_Exercise inputs_
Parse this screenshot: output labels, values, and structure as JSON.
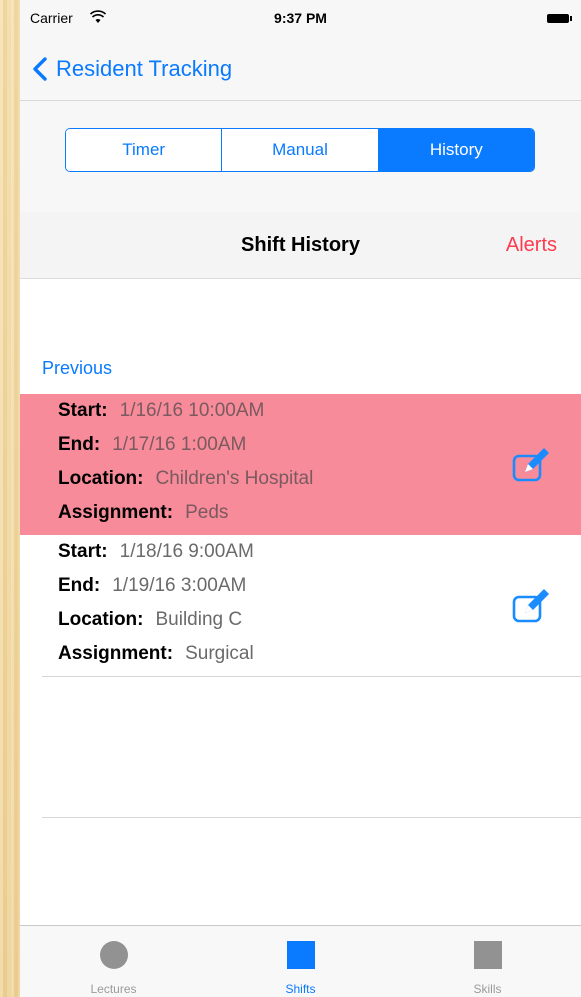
{
  "status_bar": {
    "carrier": "Carrier",
    "time": "9:37 PM"
  },
  "nav": {
    "back_label": "Resident Tracking"
  },
  "segments": [
    {
      "label": "Timer",
      "active": false
    },
    {
      "label": "Manual",
      "active": false
    },
    {
      "label": "History",
      "active": true
    }
  ],
  "header": {
    "title": "Shift History",
    "alerts_label": "Alerts"
  },
  "section": {
    "label": "Previous"
  },
  "field_labels": {
    "start": "Start:",
    "end": "End:",
    "location": "Location:",
    "assignment": "Assignment:"
  },
  "shifts": [
    {
      "start": "1/16/16 10:00AM",
      "end": "1/17/16 1:00AM",
      "location": "Children's Hospital",
      "assignment": "Peds",
      "highlighted": true
    },
    {
      "start": "1/18/16 9:00AM",
      "end": "1/19/16 3:00AM",
      "location": "Building C",
      "assignment": "Surgical",
      "highlighted": false
    }
  ],
  "tabs": [
    {
      "label": "Lectures",
      "icon": "circle-icon",
      "active": false
    },
    {
      "label": "Shifts",
      "icon": "square-icon",
      "active": true
    },
    {
      "label": "Skills",
      "icon": "square-icon",
      "active": false
    }
  ],
  "colors": {
    "accent": "#0a7aff",
    "alert": "#fe3b4f",
    "highlight_row": "#f78b99"
  }
}
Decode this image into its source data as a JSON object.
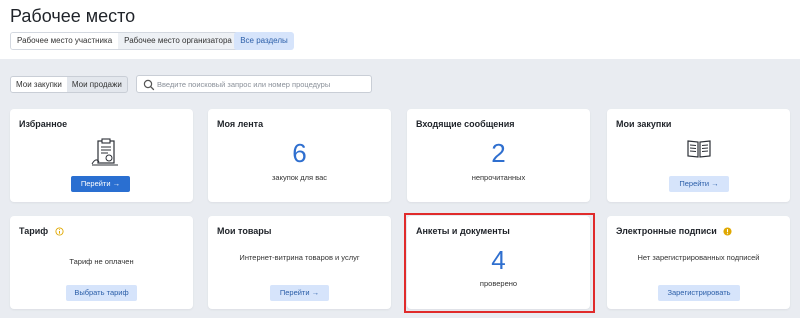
{
  "header": {
    "title": "Рабочее место",
    "workspace_tabs": [
      {
        "label": "Рабочее место участника",
        "active": true
      },
      {
        "label": "Рабочее место организатора",
        "active": false
      }
    ],
    "all_sections_label": "Все разделы"
  },
  "filters": {
    "tabs": [
      {
        "label": "Мои закупки",
        "active": true
      },
      {
        "label": "Мои продажи",
        "active": false
      }
    ],
    "search_placeholder": "Введите поисковый запрос или номер процедуры"
  },
  "cards": {
    "favorites": {
      "title": "Избранное",
      "button": "Перейти →",
      "icon": "clipboard-document-icon"
    },
    "feed": {
      "title": "Моя лента",
      "number": "6",
      "caption": "закупок для вас"
    },
    "inbox": {
      "title": "Входящие сообщения",
      "number": "2",
      "caption": "непрочитанных"
    },
    "purchases": {
      "title": "Мои закупки",
      "button": "Перейти →",
      "icon": "open-book-icon"
    },
    "tariff": {
      "title": "Тариф",
      "caption": "Тариф не оплачен",
      "button": "Выбрать тариф",
      "icon": "info-circle-icon"
    },
    "goods": {
      "title": "Мои товары",
      "caption": "Интернет-витрина товаров и услуг",
      "button": "Перейти →"
    },
    "documents": {
      "title": "Анкеты и документы",
      "number": "4",
      "caption": "проверено"
    },
    "signatures": {
      "title": "Электронные подписи",
      "caption": "Нет зарегистрированных подписей",
      "button": "Зарегистрировать",
      "icon": "warning-circle-icon"
    }
  },
  "colors": {
    "accent": "#2a6fd1",
    "number_blue": "#2f6fcf",
    "highlight": "#e02b2b",
    "warning": "#e0a800"
  }
}
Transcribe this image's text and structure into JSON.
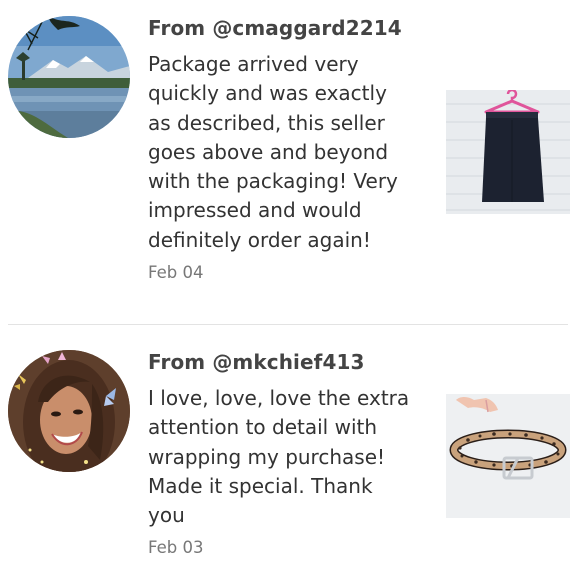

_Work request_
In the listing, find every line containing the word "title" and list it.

_Task output_
    "title": "Shift History",
    "title": "Рабочее место",
      "title": "Избранное",
      "title": "Моя лента",
      "title": "Входящие сообщения",
      "title": "Мои закупки",
      "title": "Тариф",
      "title": "Мои товары",
      "title": "Анкеты и документы",
      "title": "Электронные подписи",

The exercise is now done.